Well-known attorney dies in Arizona
TUCSON, Ariz. - The first American Indian private-practice attorney in the state of South Dakota passed away July 10 at the age of 82 in Tucson.
Ramon Roubideaux, well-known for his work during the 71-day Wounded Knee occupation in 1973 and for defending American Indian Movement activists Russell Means and Dennis Banks in federal court, acted as a negotiator inside the compound at Wounded Knee.
He used personal experience from Wounded Knee in court while defending Means and Banks to try to bring accountability to the trial in contrast to the government's position on the Wounded Knee takeover.
Roubideaux, according to his family, served in World War II as a radar-observer-navigator with the 416th Night fighter Squadron in northern Italy. He was commissioned 1st Lieutenant and awarded the Air Medal with Oak Leaf Cluster and three battle stars.

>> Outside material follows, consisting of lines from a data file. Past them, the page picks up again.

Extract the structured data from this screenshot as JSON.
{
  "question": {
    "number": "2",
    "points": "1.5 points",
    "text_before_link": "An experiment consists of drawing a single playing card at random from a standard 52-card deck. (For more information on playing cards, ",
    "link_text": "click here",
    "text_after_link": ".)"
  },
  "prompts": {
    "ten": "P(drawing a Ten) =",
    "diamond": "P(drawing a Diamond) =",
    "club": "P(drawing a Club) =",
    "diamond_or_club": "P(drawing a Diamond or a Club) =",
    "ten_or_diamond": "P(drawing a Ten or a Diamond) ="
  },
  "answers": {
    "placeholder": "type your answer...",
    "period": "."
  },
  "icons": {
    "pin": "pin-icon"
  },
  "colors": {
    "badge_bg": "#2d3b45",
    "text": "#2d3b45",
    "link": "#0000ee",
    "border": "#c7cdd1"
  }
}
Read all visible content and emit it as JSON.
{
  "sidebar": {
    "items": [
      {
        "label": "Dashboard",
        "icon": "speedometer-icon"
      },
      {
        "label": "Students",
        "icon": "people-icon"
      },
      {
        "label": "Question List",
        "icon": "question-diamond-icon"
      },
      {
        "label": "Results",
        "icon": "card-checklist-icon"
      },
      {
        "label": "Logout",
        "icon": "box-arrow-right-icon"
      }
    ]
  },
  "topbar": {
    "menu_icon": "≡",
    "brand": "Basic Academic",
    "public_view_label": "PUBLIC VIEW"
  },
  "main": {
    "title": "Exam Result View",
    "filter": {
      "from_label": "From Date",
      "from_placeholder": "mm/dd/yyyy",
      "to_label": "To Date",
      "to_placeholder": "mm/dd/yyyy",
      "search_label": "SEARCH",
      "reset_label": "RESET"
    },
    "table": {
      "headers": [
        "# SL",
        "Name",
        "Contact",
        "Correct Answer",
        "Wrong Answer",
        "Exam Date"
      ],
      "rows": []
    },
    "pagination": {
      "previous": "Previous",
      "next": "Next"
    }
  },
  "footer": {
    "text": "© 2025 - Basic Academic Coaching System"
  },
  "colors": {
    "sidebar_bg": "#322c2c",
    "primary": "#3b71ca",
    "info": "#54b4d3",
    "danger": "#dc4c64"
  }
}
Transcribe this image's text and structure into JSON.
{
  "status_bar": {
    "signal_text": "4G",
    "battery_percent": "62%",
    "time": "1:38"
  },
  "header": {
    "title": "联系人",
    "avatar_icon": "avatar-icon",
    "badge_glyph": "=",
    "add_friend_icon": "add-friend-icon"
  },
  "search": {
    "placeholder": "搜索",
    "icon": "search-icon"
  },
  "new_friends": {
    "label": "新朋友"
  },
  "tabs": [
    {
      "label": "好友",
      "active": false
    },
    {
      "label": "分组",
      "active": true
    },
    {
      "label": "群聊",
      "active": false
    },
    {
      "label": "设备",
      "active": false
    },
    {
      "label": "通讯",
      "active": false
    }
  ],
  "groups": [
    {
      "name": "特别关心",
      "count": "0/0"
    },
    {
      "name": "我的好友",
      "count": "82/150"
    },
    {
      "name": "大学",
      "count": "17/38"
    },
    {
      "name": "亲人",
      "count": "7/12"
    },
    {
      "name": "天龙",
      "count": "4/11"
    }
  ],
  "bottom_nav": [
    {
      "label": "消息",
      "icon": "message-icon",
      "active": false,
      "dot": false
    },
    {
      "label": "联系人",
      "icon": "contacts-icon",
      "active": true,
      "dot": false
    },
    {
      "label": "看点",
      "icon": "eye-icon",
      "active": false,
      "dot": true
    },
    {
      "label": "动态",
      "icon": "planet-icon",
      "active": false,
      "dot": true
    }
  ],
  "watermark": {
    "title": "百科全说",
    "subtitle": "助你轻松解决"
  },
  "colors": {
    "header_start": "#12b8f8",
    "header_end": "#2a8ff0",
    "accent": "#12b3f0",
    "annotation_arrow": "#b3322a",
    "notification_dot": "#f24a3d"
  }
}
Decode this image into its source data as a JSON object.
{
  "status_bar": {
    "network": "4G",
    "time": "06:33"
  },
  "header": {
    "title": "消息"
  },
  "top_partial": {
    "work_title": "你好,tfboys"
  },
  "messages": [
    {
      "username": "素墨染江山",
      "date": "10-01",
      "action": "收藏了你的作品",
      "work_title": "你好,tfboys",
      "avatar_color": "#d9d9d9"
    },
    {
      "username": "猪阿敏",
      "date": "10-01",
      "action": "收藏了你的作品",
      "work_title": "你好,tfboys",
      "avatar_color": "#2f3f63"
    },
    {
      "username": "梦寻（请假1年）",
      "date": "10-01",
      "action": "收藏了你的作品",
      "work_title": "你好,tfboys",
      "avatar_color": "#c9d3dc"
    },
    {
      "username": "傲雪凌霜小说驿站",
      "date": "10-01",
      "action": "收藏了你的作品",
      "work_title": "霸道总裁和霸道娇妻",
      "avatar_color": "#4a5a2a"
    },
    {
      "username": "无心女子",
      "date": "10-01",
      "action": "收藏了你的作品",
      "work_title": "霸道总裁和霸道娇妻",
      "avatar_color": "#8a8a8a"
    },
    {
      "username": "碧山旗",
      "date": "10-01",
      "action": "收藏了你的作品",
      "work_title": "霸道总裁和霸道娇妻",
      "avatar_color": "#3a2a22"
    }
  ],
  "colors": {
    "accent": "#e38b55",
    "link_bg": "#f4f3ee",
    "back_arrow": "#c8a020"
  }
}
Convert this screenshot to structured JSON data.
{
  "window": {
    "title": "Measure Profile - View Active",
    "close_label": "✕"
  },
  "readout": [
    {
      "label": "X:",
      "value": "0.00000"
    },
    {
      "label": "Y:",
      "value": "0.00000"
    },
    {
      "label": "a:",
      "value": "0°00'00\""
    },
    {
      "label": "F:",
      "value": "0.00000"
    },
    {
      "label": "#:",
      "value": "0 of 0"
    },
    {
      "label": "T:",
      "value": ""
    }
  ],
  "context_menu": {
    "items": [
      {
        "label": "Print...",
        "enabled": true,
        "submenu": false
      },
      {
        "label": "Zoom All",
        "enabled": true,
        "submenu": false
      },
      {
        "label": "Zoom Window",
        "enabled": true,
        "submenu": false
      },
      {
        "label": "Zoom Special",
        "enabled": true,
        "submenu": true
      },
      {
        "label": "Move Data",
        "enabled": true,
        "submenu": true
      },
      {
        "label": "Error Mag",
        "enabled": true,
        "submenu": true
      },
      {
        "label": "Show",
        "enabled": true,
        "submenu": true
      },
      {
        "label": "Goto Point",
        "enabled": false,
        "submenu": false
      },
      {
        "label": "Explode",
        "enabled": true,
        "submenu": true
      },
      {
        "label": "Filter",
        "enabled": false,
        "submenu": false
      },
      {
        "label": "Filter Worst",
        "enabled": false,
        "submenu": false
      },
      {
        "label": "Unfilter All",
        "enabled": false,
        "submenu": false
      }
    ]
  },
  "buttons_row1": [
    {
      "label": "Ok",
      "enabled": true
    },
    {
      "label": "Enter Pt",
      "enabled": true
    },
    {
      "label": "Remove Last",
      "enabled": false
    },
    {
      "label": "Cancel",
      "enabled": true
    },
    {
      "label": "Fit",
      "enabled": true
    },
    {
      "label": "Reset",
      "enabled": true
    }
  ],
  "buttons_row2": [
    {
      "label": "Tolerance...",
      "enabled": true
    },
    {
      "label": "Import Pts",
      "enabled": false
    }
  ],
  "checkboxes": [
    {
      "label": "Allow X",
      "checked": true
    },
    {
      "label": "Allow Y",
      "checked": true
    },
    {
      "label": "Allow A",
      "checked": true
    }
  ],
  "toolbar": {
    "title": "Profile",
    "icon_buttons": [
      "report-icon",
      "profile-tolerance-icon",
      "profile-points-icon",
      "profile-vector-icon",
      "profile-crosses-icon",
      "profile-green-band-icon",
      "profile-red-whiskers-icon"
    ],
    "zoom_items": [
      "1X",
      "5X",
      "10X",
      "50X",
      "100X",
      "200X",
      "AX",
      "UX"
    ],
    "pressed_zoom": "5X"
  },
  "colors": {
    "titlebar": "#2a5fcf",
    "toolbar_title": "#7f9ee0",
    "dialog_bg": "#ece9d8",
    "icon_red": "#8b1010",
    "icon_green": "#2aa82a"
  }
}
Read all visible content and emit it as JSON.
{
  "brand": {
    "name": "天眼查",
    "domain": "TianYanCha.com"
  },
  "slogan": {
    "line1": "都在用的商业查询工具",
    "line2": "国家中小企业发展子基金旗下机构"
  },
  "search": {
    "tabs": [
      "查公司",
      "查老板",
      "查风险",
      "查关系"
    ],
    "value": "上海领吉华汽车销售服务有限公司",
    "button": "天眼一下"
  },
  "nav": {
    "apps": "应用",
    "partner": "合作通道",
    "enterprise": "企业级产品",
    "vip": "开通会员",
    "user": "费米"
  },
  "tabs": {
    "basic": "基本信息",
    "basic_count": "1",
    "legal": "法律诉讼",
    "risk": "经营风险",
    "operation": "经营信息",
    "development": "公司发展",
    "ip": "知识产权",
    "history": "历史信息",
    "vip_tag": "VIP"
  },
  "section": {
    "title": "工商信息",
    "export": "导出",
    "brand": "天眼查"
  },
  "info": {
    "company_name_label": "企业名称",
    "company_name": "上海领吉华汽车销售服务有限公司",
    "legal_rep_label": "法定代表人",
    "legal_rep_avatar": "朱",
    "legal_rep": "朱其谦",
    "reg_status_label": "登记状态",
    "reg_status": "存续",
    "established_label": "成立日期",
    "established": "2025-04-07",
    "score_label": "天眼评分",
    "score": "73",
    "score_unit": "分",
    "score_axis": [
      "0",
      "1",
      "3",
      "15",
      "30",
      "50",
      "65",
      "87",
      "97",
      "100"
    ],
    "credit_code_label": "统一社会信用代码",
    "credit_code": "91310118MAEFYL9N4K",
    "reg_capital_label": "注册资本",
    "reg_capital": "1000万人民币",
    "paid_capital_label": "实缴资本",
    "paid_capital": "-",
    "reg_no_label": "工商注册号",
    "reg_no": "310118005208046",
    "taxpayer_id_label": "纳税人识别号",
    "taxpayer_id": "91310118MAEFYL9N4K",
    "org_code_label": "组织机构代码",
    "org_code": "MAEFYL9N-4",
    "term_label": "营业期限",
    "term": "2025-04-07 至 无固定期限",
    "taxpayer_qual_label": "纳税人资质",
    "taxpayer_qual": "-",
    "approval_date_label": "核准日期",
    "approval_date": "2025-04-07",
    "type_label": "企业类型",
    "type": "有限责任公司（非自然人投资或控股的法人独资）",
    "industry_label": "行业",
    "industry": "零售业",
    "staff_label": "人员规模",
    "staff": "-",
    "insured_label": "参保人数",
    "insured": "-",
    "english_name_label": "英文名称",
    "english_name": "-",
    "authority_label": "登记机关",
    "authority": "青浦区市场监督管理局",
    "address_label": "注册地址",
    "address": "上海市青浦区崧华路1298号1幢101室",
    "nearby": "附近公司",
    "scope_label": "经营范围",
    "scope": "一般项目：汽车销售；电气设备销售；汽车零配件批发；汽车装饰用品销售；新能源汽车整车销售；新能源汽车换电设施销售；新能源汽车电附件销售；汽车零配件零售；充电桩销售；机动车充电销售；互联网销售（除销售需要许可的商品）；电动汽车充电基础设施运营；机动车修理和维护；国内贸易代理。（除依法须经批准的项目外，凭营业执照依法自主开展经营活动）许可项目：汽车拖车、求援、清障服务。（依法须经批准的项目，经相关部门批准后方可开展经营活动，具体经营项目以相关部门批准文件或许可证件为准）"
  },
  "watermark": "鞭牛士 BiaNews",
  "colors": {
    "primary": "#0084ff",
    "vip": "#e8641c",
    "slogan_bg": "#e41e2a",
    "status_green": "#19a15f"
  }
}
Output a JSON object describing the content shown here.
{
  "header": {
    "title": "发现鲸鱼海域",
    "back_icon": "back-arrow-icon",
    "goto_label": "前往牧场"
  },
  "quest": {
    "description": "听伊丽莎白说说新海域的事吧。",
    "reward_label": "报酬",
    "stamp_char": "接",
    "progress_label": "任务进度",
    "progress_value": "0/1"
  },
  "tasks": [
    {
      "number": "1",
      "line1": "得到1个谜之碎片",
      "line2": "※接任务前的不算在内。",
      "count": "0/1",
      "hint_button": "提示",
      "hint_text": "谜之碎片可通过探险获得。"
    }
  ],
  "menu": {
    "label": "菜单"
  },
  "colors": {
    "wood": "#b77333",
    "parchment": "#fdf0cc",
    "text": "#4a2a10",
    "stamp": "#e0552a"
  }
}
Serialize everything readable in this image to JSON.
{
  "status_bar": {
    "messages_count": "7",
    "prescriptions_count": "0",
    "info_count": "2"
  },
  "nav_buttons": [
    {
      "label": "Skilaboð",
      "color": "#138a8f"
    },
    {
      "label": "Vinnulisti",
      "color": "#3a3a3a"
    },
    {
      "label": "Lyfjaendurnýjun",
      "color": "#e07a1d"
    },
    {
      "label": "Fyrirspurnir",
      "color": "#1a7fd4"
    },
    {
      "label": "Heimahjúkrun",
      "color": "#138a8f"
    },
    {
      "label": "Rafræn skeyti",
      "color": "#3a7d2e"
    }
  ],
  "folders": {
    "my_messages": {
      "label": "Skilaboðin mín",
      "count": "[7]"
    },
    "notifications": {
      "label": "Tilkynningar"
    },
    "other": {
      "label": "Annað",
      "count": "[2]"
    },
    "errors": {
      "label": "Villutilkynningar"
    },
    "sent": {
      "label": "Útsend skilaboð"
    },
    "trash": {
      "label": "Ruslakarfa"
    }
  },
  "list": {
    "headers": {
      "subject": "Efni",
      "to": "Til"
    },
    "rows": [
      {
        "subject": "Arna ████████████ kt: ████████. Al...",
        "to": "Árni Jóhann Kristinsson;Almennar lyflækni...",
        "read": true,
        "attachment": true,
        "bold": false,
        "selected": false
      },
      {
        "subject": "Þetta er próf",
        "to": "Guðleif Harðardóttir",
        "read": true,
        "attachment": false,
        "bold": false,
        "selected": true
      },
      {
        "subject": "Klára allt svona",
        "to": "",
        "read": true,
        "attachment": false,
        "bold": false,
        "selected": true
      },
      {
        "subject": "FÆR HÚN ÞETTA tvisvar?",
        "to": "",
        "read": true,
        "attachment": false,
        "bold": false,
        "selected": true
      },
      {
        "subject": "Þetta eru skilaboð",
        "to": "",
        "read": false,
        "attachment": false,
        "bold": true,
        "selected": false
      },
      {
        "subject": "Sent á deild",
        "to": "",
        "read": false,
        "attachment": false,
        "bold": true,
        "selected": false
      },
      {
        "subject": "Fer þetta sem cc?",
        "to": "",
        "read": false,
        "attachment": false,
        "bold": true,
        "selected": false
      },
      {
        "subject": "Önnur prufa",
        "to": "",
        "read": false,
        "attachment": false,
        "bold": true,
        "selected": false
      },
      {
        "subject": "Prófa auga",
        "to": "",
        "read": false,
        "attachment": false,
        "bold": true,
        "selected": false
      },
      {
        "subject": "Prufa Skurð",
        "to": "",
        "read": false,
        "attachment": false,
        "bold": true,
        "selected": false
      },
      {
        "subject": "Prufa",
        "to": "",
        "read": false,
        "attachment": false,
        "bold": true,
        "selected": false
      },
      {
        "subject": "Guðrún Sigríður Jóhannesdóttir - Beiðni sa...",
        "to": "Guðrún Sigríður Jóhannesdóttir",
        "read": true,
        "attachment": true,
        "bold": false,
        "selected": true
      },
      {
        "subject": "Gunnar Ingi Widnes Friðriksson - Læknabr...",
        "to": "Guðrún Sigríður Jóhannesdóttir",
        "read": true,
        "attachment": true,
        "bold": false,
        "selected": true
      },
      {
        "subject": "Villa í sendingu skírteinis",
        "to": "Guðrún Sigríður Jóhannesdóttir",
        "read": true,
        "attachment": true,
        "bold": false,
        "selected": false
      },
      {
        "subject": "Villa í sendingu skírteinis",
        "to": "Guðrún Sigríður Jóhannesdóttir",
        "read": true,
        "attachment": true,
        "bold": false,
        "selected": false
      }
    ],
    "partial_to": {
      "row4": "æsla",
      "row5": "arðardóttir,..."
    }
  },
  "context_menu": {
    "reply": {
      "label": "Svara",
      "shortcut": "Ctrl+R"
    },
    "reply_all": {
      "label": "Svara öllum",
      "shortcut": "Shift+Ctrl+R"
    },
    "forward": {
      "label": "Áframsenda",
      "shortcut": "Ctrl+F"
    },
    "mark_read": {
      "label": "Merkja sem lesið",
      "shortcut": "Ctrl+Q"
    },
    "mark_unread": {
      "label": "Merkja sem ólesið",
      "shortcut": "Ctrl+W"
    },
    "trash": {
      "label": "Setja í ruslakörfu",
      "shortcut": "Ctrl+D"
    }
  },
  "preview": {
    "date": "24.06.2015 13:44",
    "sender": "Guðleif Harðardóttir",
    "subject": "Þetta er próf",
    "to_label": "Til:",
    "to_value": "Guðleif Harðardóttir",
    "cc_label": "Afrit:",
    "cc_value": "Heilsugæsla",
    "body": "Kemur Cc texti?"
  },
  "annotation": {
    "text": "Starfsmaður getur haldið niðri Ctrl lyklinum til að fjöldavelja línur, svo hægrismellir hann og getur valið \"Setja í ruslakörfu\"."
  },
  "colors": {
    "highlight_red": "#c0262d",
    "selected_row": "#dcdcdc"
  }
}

Roubideaux attended college after his military service and was one of the few American Indians to do so at the time. He received his law degree from George Washington University in 1950, becoming the first American Indian in the state to do so. He also received an AA degree from George Washington.
Roubideaux, an enrolled member of the Rosebud Sioux Tribe, was born on the reservation in 1924.
In the early and mid-1970s, Roubideaux could be seen occasionally at a small downtown Rapid City restaurant for breakfast, just a few blocks from his law office, while talking to Means and Banks and other members of AIM.
He began practicing law in Fort Pierre, and while there he served eight two-year terms as states attorney for Stanley County.
He moved his law practice to Rapid City in 1971, just before the Wounded Knee takeover.
When any American Indian organization or individual needed an attorney, the first name that came up was Roubideaux. He fought for and defended many people and groups in his 50 years as an attorney and he fought for the sovereignty and self-determination of tribes across his long history as an attorney.
He was an outspoken critic of the Indian Reorganization Act. He referred to the IRA as a well-intentioned but unfortunate happening that took place, as far as American Indians were concerned.
''What I am speaking about is that although it did stop the alienation, the sale of Indian lands and did stop the allotment system, it created a socialistic society, and set the Indian people apart from the mainstream of American life and made them a problem,'' Roubideaux said in a 1968 interview.
Roubideaux retired from practicing law in 2002 and moved to Tucson with his wife, Cecelia, to live with their daughter in 2006.
He is survived by Cecelia; two sons, Michael G. Roubideaux and Marcus A. Roubideaux, both of Rapid City; one daughter, Yvette D. Roubideaux of Tuscson; a grandson; and two sisters.
Roubideaux's popularity was proven by a large turnout for the funeral and burial in the Black Hills National Cemetery, where he received military honors.